In a previous study under controlled conditions, a model was developed to predict the infection efficiency for the wheat leaf and stripe rust fungi based on temperature and dew period during the 24 h after inoculation. The two pathogens differed in their maximum infection efficiency under controlled conditions for temperature and dew period, the infection efficiency was 12 times greater for Puccinia triticina than for P. striiformis. In the present study, the model was validated by field results to predict P. triticina infection efficiency as a function of temperature and dew period only. However, this model failed to predict infection efficiency caused by P. striiformis in the field. The model was adapted to include the effects of light quantity on infection efficiency. Wheat seedlings, grown in climate-controlled rooms and exposed to various regimes of light duration and intensity for 24 h in either field or controlled conditions, were inoculated and incubated in climate-controlled rooms under optimal dew and temperature conditions. Quantity of natural or artificial light (light intensity × duration) received by the plants prior to inoculation enhanced infection efficiency of wheat seedlings inoculated by P. striiformis. Infection efficiency increased from 0.4 to 36% depending on the light quantity according to a Richards' function. For stripe rust, three environmental variables, preinoculation light quantity received by the plants, postinoculation temperature, and postinoculation dew period, were used for fitting a model for infection efficiency measured in the field.

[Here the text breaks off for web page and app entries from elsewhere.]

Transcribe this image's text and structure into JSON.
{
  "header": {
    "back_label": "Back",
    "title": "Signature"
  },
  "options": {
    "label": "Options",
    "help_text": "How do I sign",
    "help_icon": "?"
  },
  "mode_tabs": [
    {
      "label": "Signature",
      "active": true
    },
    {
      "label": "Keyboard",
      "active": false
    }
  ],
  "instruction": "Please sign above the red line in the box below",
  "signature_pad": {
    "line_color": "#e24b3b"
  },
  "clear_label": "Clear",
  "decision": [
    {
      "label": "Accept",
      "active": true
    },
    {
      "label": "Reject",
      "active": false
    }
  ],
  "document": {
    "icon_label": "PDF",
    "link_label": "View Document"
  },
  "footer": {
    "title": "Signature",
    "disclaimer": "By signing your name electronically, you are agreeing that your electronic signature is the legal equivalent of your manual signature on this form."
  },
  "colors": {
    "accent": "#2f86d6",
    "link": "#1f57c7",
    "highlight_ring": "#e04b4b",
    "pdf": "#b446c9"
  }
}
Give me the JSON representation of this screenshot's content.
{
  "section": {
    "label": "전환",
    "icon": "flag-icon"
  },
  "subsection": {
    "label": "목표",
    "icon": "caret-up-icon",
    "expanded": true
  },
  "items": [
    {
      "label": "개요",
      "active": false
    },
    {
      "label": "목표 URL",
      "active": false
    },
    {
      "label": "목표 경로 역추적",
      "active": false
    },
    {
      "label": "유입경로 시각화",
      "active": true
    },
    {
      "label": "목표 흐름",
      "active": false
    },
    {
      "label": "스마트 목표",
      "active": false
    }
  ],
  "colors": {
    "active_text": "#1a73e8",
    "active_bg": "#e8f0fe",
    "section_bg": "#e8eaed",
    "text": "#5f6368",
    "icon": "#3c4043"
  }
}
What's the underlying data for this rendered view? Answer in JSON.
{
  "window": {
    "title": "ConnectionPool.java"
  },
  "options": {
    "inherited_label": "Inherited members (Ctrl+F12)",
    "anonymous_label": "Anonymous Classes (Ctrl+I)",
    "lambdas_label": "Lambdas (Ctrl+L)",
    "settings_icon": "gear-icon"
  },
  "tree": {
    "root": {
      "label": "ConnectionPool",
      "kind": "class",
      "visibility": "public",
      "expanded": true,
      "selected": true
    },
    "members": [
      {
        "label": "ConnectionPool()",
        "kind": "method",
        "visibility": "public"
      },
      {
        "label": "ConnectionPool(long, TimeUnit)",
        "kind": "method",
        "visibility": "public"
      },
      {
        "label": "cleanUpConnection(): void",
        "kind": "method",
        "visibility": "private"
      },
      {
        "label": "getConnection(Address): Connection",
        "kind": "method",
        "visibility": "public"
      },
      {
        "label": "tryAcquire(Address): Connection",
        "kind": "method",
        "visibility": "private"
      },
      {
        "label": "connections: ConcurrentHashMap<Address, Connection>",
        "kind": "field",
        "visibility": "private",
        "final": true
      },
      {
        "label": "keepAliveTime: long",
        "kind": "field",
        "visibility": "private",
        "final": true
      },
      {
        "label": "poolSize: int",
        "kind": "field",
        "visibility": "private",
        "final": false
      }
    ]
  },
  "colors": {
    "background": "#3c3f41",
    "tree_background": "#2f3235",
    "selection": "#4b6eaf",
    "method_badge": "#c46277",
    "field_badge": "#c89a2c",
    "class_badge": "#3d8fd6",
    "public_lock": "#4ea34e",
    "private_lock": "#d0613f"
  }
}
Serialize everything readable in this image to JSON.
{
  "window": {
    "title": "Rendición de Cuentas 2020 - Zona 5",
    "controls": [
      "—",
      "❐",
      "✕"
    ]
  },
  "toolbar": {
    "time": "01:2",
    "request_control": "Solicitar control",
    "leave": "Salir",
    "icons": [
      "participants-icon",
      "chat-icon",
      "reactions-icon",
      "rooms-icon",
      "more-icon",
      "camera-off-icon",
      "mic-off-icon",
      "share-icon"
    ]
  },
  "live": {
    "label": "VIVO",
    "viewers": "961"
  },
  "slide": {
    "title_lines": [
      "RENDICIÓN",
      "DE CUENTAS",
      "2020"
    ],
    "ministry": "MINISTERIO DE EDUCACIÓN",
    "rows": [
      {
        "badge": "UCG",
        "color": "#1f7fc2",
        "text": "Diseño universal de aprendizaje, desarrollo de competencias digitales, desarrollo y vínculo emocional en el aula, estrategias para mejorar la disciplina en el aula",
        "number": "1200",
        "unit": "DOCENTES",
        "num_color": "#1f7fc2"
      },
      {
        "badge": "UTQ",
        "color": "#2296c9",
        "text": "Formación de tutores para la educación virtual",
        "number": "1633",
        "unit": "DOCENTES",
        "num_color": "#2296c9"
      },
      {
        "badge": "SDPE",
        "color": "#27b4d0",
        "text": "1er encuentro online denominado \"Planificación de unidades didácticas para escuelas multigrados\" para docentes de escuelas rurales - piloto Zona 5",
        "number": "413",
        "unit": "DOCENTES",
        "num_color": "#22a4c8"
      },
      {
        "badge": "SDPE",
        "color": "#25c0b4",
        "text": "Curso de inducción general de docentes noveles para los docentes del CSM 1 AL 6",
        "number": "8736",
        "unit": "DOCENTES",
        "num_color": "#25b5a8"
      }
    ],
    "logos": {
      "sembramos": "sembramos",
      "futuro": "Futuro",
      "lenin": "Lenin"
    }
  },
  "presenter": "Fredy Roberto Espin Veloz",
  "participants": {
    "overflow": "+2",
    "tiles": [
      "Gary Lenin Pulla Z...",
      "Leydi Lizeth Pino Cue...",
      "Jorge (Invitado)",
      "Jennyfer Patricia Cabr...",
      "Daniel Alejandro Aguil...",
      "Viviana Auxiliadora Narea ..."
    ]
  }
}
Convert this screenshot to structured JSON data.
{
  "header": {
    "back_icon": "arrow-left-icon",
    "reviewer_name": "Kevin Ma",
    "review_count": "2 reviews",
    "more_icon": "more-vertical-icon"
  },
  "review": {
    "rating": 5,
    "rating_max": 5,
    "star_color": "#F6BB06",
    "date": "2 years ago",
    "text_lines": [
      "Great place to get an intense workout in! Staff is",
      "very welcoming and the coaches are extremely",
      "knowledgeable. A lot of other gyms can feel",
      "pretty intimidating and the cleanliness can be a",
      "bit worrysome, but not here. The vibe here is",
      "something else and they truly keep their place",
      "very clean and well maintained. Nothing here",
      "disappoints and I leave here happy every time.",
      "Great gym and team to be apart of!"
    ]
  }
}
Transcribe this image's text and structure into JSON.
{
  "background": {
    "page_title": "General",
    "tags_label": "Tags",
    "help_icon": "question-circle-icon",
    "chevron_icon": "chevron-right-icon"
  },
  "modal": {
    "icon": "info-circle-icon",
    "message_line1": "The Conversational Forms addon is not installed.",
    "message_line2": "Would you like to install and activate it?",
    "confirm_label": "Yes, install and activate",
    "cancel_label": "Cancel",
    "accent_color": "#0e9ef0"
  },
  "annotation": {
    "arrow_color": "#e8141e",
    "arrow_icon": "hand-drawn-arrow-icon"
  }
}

leaf (brown) rust,
stripe (yellow) rust,
© 2002 The American Phytopathological Society